Pujols (foot) might open season on DL
Angels slugger expected to be out of action until March
ANAHEIM -- Angels first baseman Albert Pujols recently underwent surgery to alleviate pain near the arch of his right foot and may not be ready by Opening Day.
The procedure took place last week, and Angels general manager Billy Eppler said in a statement Monday that Pujols "is expected to resume full baseball activities in four-and-a-half months." That would have Pujols back around mid to late March, with no more than two weeks to get ready for the April 4 opener against the Cubs.
A source close to Pujols, however, believes it's realistic that he can be back by early March and is indeed ready by Opening Day.
Pujols will be 36 then, entering the fifth season of a 10-year, $240 million contract. The procedure follows arthroscopic right knee surgery in the fall of 2012 and plantar fasciitis throughout the 2013 season, ailments that have significantly hindered the future Hall of Famer since joining the Angels.

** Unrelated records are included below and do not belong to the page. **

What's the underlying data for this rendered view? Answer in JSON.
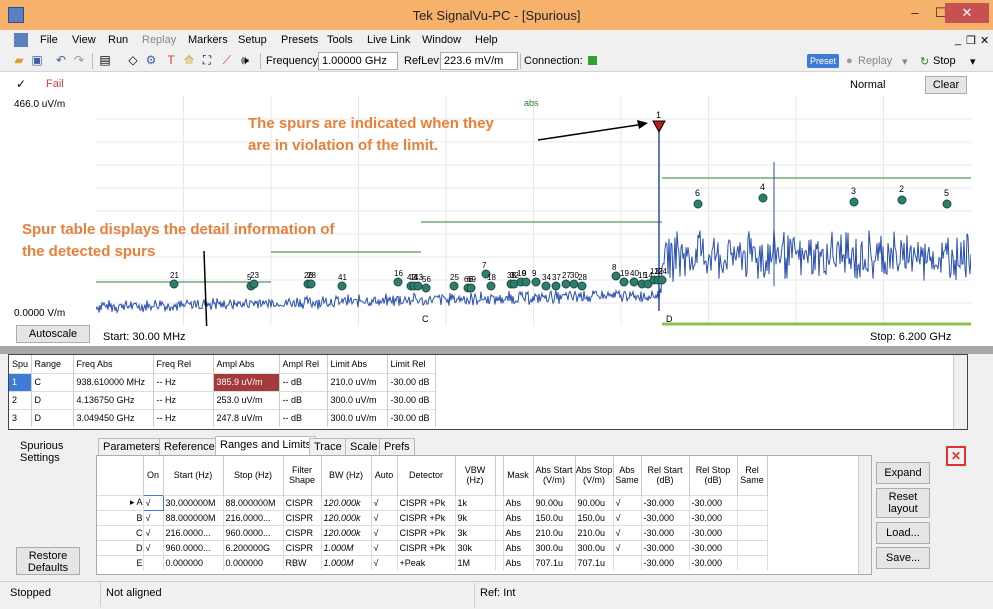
{
  "window": {
    "title": "Tek SignalVu-PC - [Spurious]",
    "minimize": "–",
    "maximize": "☐",
    "close": "✕"
  },
  "menu": [
    "File",
    "View",
    "Run",
    "Replay",
    "Markers",
    "Setup",
    "Presets",
    "Tools",
    "Live Link",
    "Window",
    "Help"
  ],
  "toolbar": {
    "frequency_label": "Frequency:",
    "frequency_value": "1.00000 GHz",
    "reflev_label": "RefLev:",
    "reflev_value": "223.6 mV/m",
    "connection_label": "Connection:",
    "connection_color": "#2ea32e",
    "preset_label": "Preset",
    "replay_label": "Replay",
    "stop_label": "Stop"
  },
  "status": {
    "check": "✓",
    "result": "Fail",
    "mode": "Normal",
    "clear_label": "Clear"
  },
  "plot": {
    "y_top": "466.0 uV/m",
    "y_bottom": "0.0000 V/m",
    "trace_label": "abs",
    "autoscale_label": "Autoscale",
    "start": "Start: 30.00 MHz",
    "stop": "Stop: 6.200 GHz",
    "range_c_label": "C",
    "range_d_label": "D",
    "markers_low": [
      "21",
      "5",
      "23",
      "26",
      "28",
      "41",
      "16",
      "42",
      "11",
      "43",
      "56",
      "25",
      "66",
      "69",
      "7",
      "18",
      "38",
      "32",
      "10",
      "9",
      "9",
      "34",
      "37",
      "27",
      "30",
      "28",
      "8",
      "19",
      "40",
      "15",
      "14",
      "13",
      "12",
      "24"
    ],
    "markers_high": [
      {
        "label": "1",
        "color": "#000000"
      },
      {
        "label": "6",
        "color": "#2e7d6e"
      },
      {
        "label": "4",
        "color": "#2e7d6e"
      },
      {
        "label": "3",
        "color": "#2e7d6e"
      },
      {
        "label": "2",
        "color": "#2e7d6e"
      },
      {
        "label": "5",
        "color": "#2e7d6e"
      }
    ],
    "trace_color": "#2a4fb0",
    "limit_color": "#2f7d32"
  },
  "annotations": {
    "spurs": [
      "The spurs are indicated when they",
      "are in violation of the limit."
    ],
    "table": [
      "Spur table displays the detail information of",
      "the detected spurs"
    ],
    "color": "#e8803a"
  },
  "spur_table": {
    "headers": [
      "Spu",
      "Range",
      "Freq Abs",
      "Freq Rel",
      "Ampl Abs",
      "Ampl Rel",
      "Limit Abs",
      "Limit Rel"
    ],
    "rows": [
      [
        "1",
        "C",
        "938.610000 MHz",
        "-- Hz",
        "385.9 uV/m",
        "-- dB",
        "210.0 uV/m",
        "-30.00 dB"
      ],
      [
        "2",
        "D",
        "4.136750 GHz",
        "-- Hz",
        "253.0 uV/m",
        "-- dB",
        "300.0 uV/m",
        "-30.00 dB"
      ],
      [
        "3",
        "D",
        "3.049450 GHz",
        "-- Hz",
        "247.8 uV/m",
        "-- dB",
        "300.0 uV/m",
        "-30.00 dB"
      ]
    ]
  },
  "settings": {
    "title_line1": "Spurious",
    "title_line2": "Settings",
    "tabs": [
      "Parameters",
      "Reference",
      "Ranges and Limits",
      "Trace",
      "Scale",
      "Prefs"
    ],
    "restore_line1": "Restore",
    "restore_line2": "Defaults",
    "buttons": [
      "Expand",
      "Reset layout",
      "Load...",
      "Save..."
    ],
    "close_icon": "✕",
    "range_headers": [
      "",
      "On",
      "Start (Hz)",
      "Stop (Hz)",
      "Filter Shape",
      "BW (Hz)",
      "Auto",
      "Detector",
      "VBW (Hz)",
      "",
      "Mask",
      "Abs Start (V/m)",
      "Abs Stop (V/m)",
      "Abs Same",
      "Rel Start (dB)",
      "Rel Stop (dB)",
      "Rel Same"
    ],
    "range_rows": [
      [
        "▸ A",
        "√",
        "30.000000M",
        "88.000000M",
        "CISPR",
        "120.000k",
        "√",
        "CISPR +Pk",
        "1k",
        "",
        "Abs",
        "90.00u",
        "90.00u",
        "√",
        "-30.000",
        "-30.000",
        ""
      ],
      [
        "B",
        "√",
        "88.000000M",
        "216.0000...",
        "CISPR",
        "120.000k",
        "√",
        "CISPR +Pk",
        "9k",
        "",
        "Abs",
        "150.0u",
        "150.0u",
        "√",
        "-30.000",
        "-30.000",
        ""
      ],
      [
        "C",
        "√",
        "216.0000...",
        "960.0000...",
        "CISPR",
        "120.000k",
        "√",
        "CISPR +Pk",
        "3k",
        "",
        "Abs",
        "210.0u",
        "210.0u",
        "√",
        "-30.000",
        "-30.000",
        ""
      ],
      [
        "D",
        "√",
        "960.0000...",
        "6.200000G",
        "CISPR",
        "1.000M",
        "√",
        "CISPR +Pk",
        "30k",
        "",
        "Abs",
        "300.0u",
        "300.0u",
        "√",
        "-30.000",
        "-30.000",
        ""
      ],
      [
        "E",
        "",
        "0.000000",
        "0.000000",
        "RBW",
        "1.000M",
        "√",
        "+Peak",
        "1M",
        "",
        "Abs",
        "707.1u",
        "707.1u",
        "",
        "-30.000",
        "-30.000",
        ""
      ]
    ]
  },
  "statusbar": {
    "state": "Stopped",
    "alignment": "Not aligned",
    "ref": "Ref: Int"
  }
}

Pujols spent the last four weeks of 2015 at designated hitter as a result of this latest foot injury, which he suffered while running down the first-base line in Cleveland on Aug. 28. The ailment caused excruciating, unrelenting pain over the season's final month, even without putting any weight on it. It limited Pujols' ability to run and hardly allowed him to pivot his back foot in the batter's box.

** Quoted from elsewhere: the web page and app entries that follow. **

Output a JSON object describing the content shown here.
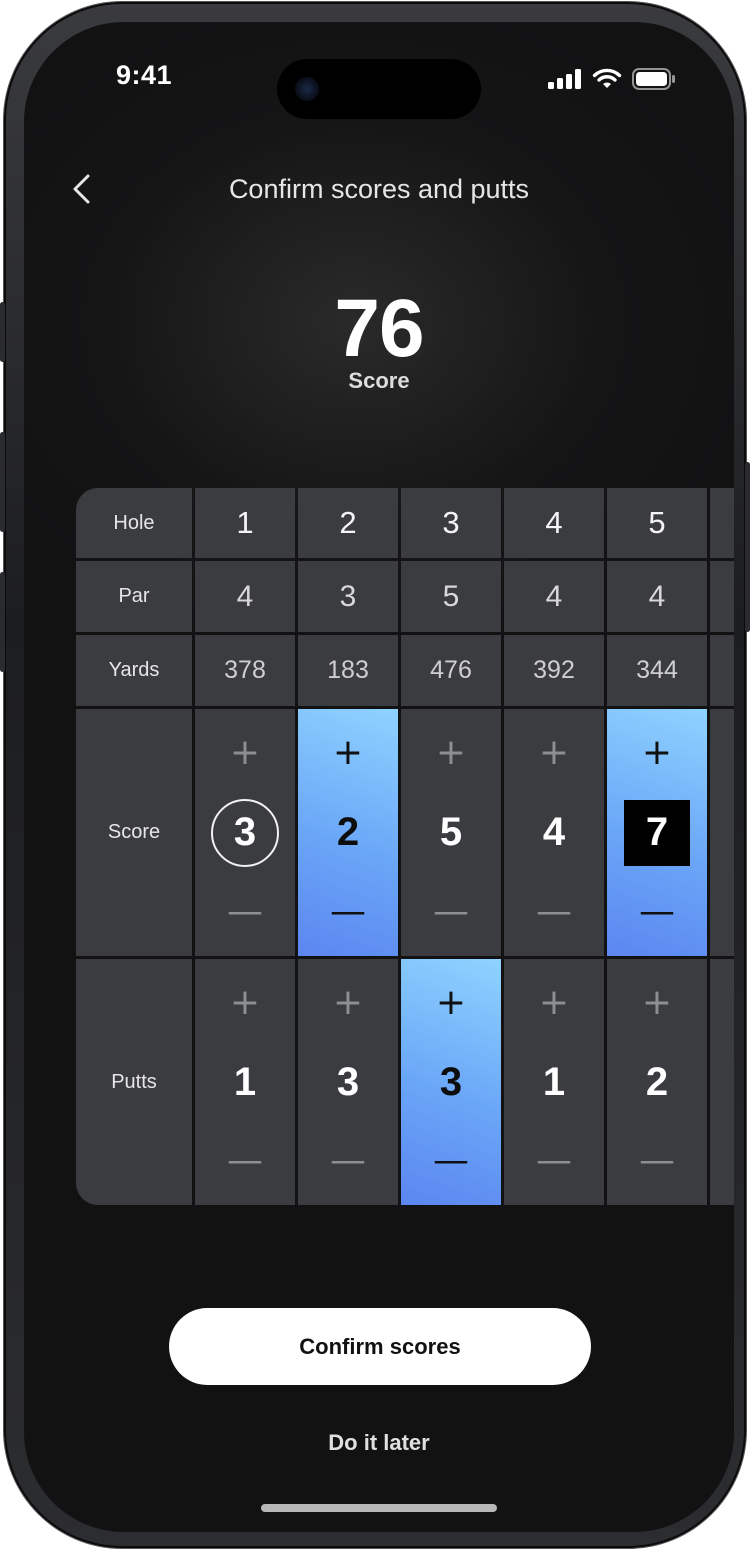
{
  "status_bar": {
    "time": "9:41"
  },
  "header": {
    "title": "Confirm scores and putts"
  },
  "summary": {
    "total": "76",
    "label": "Score"
  },
  "table": {
    "row_labels": {
      "hole": "Hole",
      "par": "Par",
      "yards": "Yards",
      "score": "Score",
      "putts": "Putts"
    },
    "holes": [
      {
        "hole": "1",
        "par": "4",
        "yards": "378",
        "score": "3",
        "putts": "1"
      },
      {
        "hole": "2",
        "par": "3",
        "yards": "183",
        "score": "2",
        "putts": "3"
      },
      {
        "hole": "3",
        "par": "5",
        "yards": "476",
        "score": "5",
        "putts": "3"
      },
      {
        "hole": "4",
        "par": "4",
        "yards": "392",
        "score": "4",
        "putts": "1"
      },
      {
        "hole": "5",
        "par": "4",
        "yards": "344",
        "score": "7",
        "putts": "2"
      }
    ],
    "stepper_symbols": {
      "plus": "+",
      "minus": "—"
    }
  },
  "actions": {
    "confirm_label": "Confirm scores",
    "later_label": "Do it later"
  },
  "colors": {
    "highlight_start": "#8fd3ff",
    "highlight_end": "#5b86f0",
    "cell": "#3b3c40"
  }
}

Speaking two weeks before the regular-season finale, Pujols felt the pain would subside over time, "just by getting off my feet." He rested for two to three weeks in October, but it never felt better. That prompted a visit with Dr. Robert Anderson in Charlotte, N.C. Anderson, one of the nation's leading orthopedic surgeons, advised Pujols that surgery was the only route to a full recovery.

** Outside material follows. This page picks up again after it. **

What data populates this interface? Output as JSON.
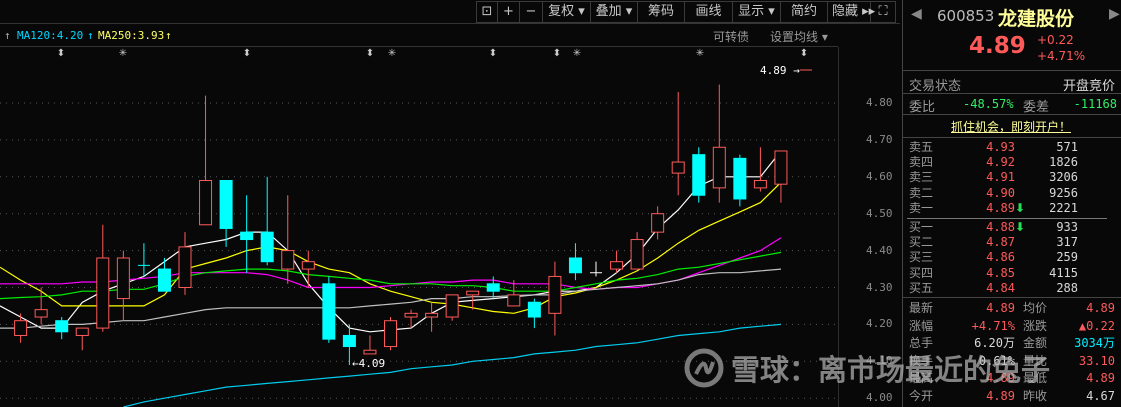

Pujols recovered from an early-season slump in 2012 to finish his first season in Southern California with a .285 batting average, 30 home runs and 105 RBIs. But he underwent surgery on his right knee the ensuing October, then dealt with an aggressive case of plantar fasciitis in his left foot throughout 2013, causing him to miss the season's final two months.
Pujols pretty much stayed healthy in 2014, batting .272 with 28 home runs and 105 RBIs, then returned to the All-Star Game on the strength of a monster June in 2015. But his numbers regressed shortly after the All-Star break, and the pain in his right foot couldn't keep them from plummeting down the stretch.
"There's some days that I feel really good, and then there's some days when I hit a wall," Pujols said on Sept. 22. "And it's uncomfortable. It's right on the bottom, right on the freaking toe right here, like in my middle toe. It hurts."
Pujols batted .224 with five home runs while relegated to DH over the final 28 regular-season games. He finished with 40 home runs, his highest total in five years, but he also sported a career-low .244 batting average and .307 on-base percentage.
With his Angels in a fight for a postseason spot -- ultimately getting eliminated on the final day -- Pujols refused to sit, a decision that might have led to the surgery.
"I would never go to bed and lay my head on the pillow, even though I'm limping, even though I'm hurt, if I shut it down for the rest of the year," Pujols said. "I would never lay my head on the pillow. It would bother me for the rest of my life knowing that I threw in the towel on my team when they needed me the most."
Pujols' surgery repaired the plantar plate, a thick ligament-type structure that sits between the toe bones and the arch of the foot. Surgery is a common course of action when there's a tear. In a statement, Eppler said Pujols' surgery "went very well" and that he would "continue rehabbing in the Kansas City area throughout the winter."
In an ensuing phone conversation, Eppler added that the surgery would not have any impact on the Angels' offseason plans. But C.J. Cron, who hit very well over the last four months and played first base in September, will be counted on heavily.
And Pujols -- a 10-time All-Star, three-time National League MVP and two-time Gold Glove Award winner -- may have to accept more time at DH.